App and web page records:
____

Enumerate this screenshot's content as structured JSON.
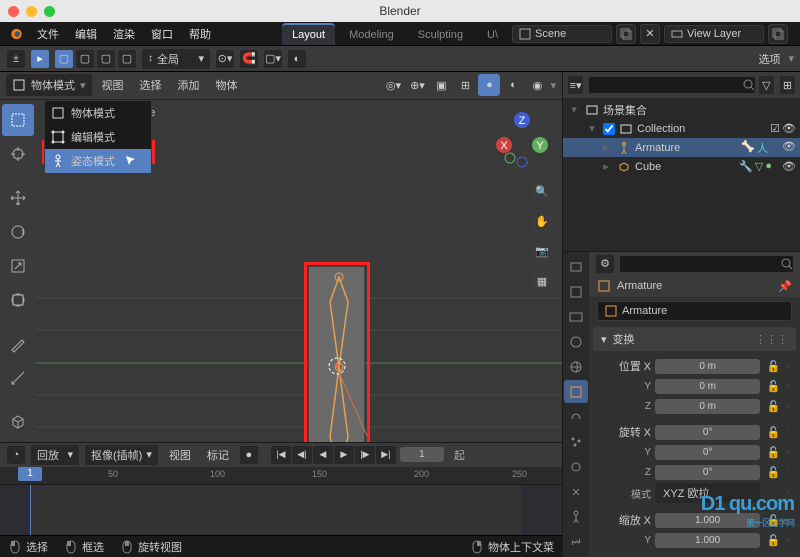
{
  "window": {
    "title": "Blender"
  },
  "topmenu": {
    "file": "文件",
    "edit": "编辑",
    "render": "渲染",
    "window": "窗口",
    "help": "帮助"
  },
  "workspaces": {
    "layout": "Layout",
    "modeling": "Modeling",
    "sculpting": "Sculpting",
    "uv": "U\\"
  },
  "scene_bar": {
    "scene_label": "Scene",
    "layer_label": "View Layer"
  },
  "viewport_hdr": {
    "mode": "物体模式",
    "pivot": "全局",
    "view": "视图",
    "select": "选择",
    "add": "添加",
    "object": "物体",
    "options": "选项"
  },
  "mode_dropdown": {
    "object": "物体模式",
    "edit": "编辑模式",
    "pose": "姿态模式"
  },
  "overlay": {
    "info": "tion | Armature"
  },
  "timeline": {
    "playback": "回放",
    "keying": "抠像(插帧)",
    "view": "视图",
    "marker": "标记",
    "frame": "1",
    "start": "起",
    "ticks": [
      "50",
      "100",
      "150",
      "200",
      "250"
    ]
  },
  "statusbar": {
    "select": "选择",
    "box": "框选",
    "rotate": "旋转视图",
    "context": "物体上下文菜"
  },
  "outliner": {
    "scene": "场景集合",
    "collection": "Collection",
    "armature": "Armature",
    "cube": "Cube",
    "search_ph": ""
  },
  "props": {
    "breadcrumb": "Armature",
    "name": "Armature",
    "panel_transform": "变换",
    "pos": "位置",
    "rot": "旋转",
    "scale": "缩放",
    "mode_label": "模式",
    "mode_val": "XYZ 欧拉",
    "x": "X",
    "y": "Y",
    "z": "Z",
    "zero_m": "0 m",
    "zero_deg": "0°",
    "one": "1.000"
  }
}
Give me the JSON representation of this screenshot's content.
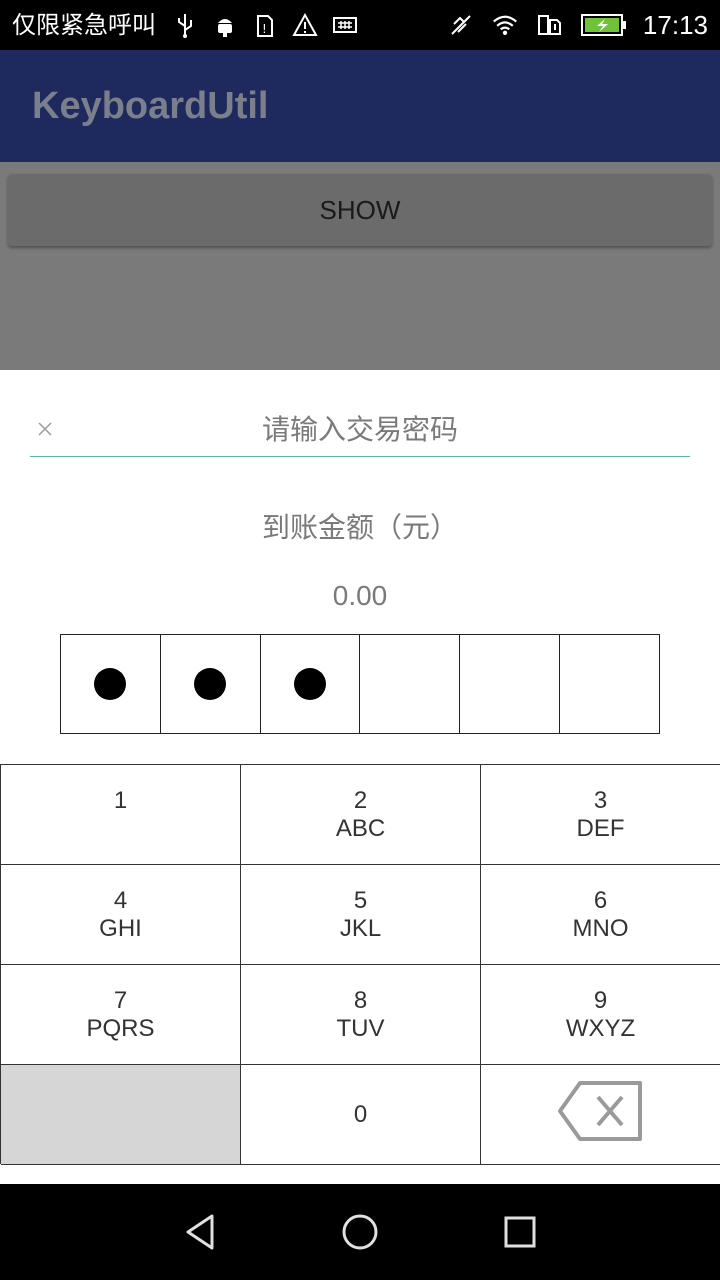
{
  "status_bar": {
    "carrier": "仅限紧急呼叫",
    "time": "17:13",
    "left_icons": [
      "usb-icon",
      "android-debug-icon",
      "sim-warning-icon",
      "warning-icon",
      "keyboard-icon"
    ],
    "right_icons": [
      "mute-icon",
      "wifi-icon",
      "sim-icon",
      "battery-charging-icon"
    ]
  },
  "app_bar": {
    "title": "KeyboardUtil"
  },
  "content": {
    "show_button_label": "SHOW"
  },
  "sheet": {
    "title": "请输入交易密码",
    "amount_label": "到账金额（元）",
    "amount_value": "0.00",
    "password_length": 6,
    "filled_count": 3
  },
  "keypad": {
    "keys": [
      {
        "num": "1",
        "letters": ""
      },
      {
        "num": "2",
        "letters": "ABC"
      },
      {
        "num": "3",
        "letters": "DEF"
      },
      {
        "num": "4",
        "letters": "GHI"
      },
      {
        "num": "5",
        "letters": "JKL"
      },
      {
        "num": "6",
        "letters": "MNO"
      },
      {
        "num": "7",
        "letters": "PQRS"
      },
      {
        "num": "8",
        "letters": "TUV"
      },
      {
        "num": "9",
        "letters": "WXYZ"
      },
      {
        "num": "",
        "letters": ""
      },
      {
        "num": "0",
        "letters": ""
      },
      {
        "num": "",
        "letters": ""
      }
    ]
  },
  "colors": {
    "app_bar": "#1e2a5e",
    "overlay": "#7a7a7a",
    "divider": "#5fb3a3",
    "empty_key": "#d6d6d6"
  }
}
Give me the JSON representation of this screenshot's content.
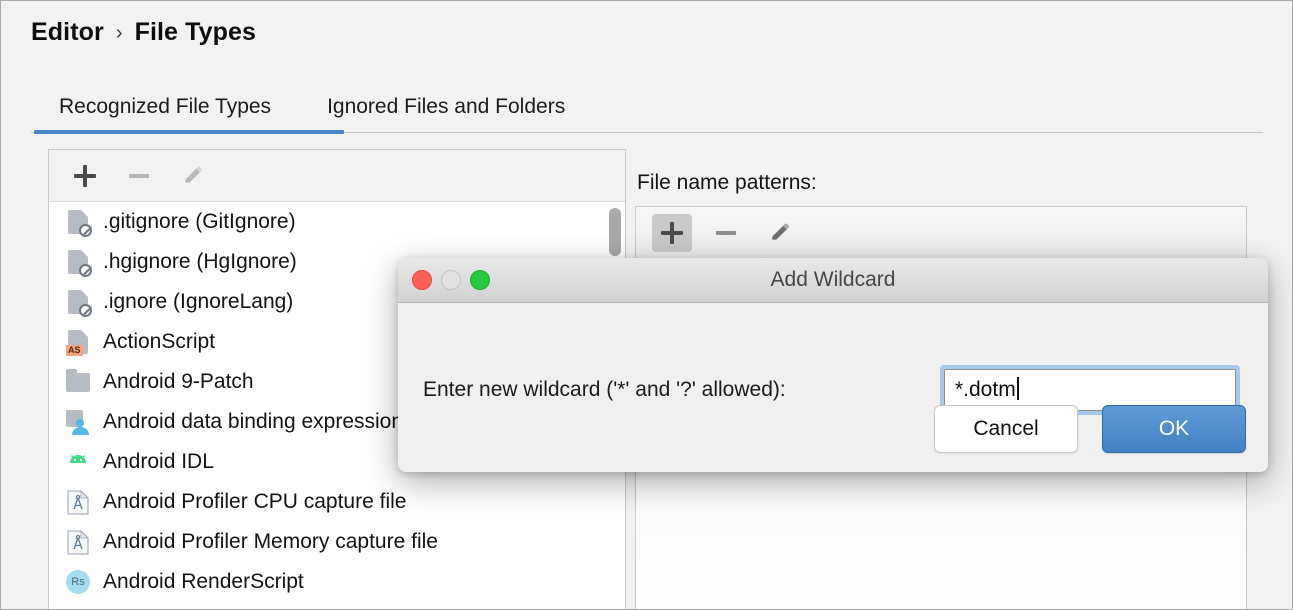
{
  "breadcrumb": {
    "root": "Editor",
    "separator": "›",
    "current": "File Types"
  },
  "tabs": [
    {
      "label": "Recognized File Types",
      "active": true
    },
    {
      "label": "Ignored Files and Folders",
      "active": false
    }
  ],
  "left_panel": {
    "toolbar": [
      {
        "name": "add-file-type-button",
        "icon": "plus-icon",
        "enabled": true
      },
      {
        "name": "remove-file-type-button",
        "icon": "minus-icon",
        "enabled": false
      },
      {
        "name": "edit-file-type-button",
        "icon": "pencil-icon",
        "enabled": false
      }
    ],
    "items": [
      {
        "label": ".gitignore (GitIgnore)",
        "icon": "ignore-file-icon"
      },
      {
        "label": ".hgignore (HgIgnore)",
        "icon": "ignore-file-icon"
      },
      {
        "label": ".ignore (IgnoreLang)",
        "icon": "ignore-file-icon"
      },
      {
        "label": "ActionScript",
        "icon": "actionscript-file-icon"
      },
      {
        "label": "Android 9-Patch",
        "icon": "folder-icon"
      },
      {
        "label": "Android data binding expressions",
        "icon": "android-data-binding-icon"
      },
      {
        "label": "Android IDL",
        "icon": "android-robot-icon"
      },
      {
        "label": "Android Profiler CPU capture file",
        "icon": "profiler-file-icon"
      },
      {
        "label": "Android Profiler Memory capture file",
        "icon": "profiler-file-icon"
      },
      {
        "label": "Android RenderScript",
        "icon": "renderscript-icon"
      }
    ]
  },
  "right_panel": {
    "label": "File name patterns:",
    "toolbar": [
      {
        "name": "add-pattern-button",
        "icon": "plus-icon",
        "pressed": true
      },
      {
        "name": "remove-pattern-button",
        "icon": "minus-icon",
        "pressed": false
      },
      {
        "name": "edit-pattern-button",
        "icon": "pencil-icon",
        "pressed": false
      }
    ],
    "patterns": []
  },
  "dialog": {
    "title": "Add Wildcard",
    "prompt": "Enter new wildcard ('*' and '?' allowed):",
    "input": {
      "value": "*.dotm",
      "placeholder": ""
    },
    "cancel_label": "Cancel",
    "ok_label": "OK"
  },
  "colors": {
    "accent": "#4a86c8",
    "ok_button": "#4382c4",
    "focus_ring": "#a6c8ec",
    "page_background": "#f2f2f2",
    "traffic_close": "#fc6058",
    "traffic_minimize": "#e2e2e2",
    "traffic_zoom": "#28c940"
  }
}
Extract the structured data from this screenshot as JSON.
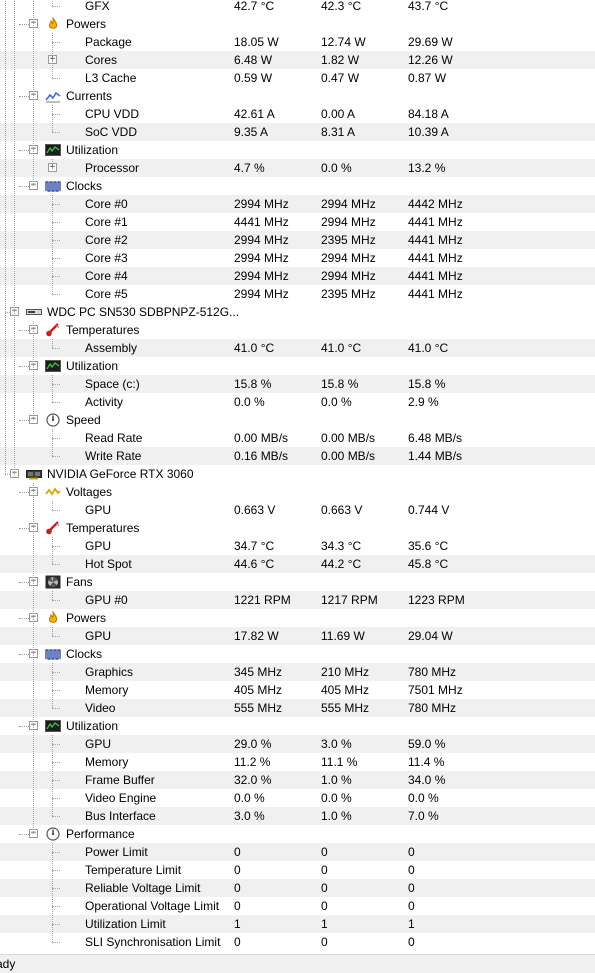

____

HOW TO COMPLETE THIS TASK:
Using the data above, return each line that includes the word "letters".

EXERCISE ANSWER:
        "letters": ""
        "letters": "ABC"
        "letters": "DEF"
        "letters": "GHI"
        "letters": "JKL"
        "letters": "MNO"
        "letters": "PQRS"
        "letters": "TUV"
        "letters": "WXYZ"
        "letters": ""
        "letters": ""
        "letters": ""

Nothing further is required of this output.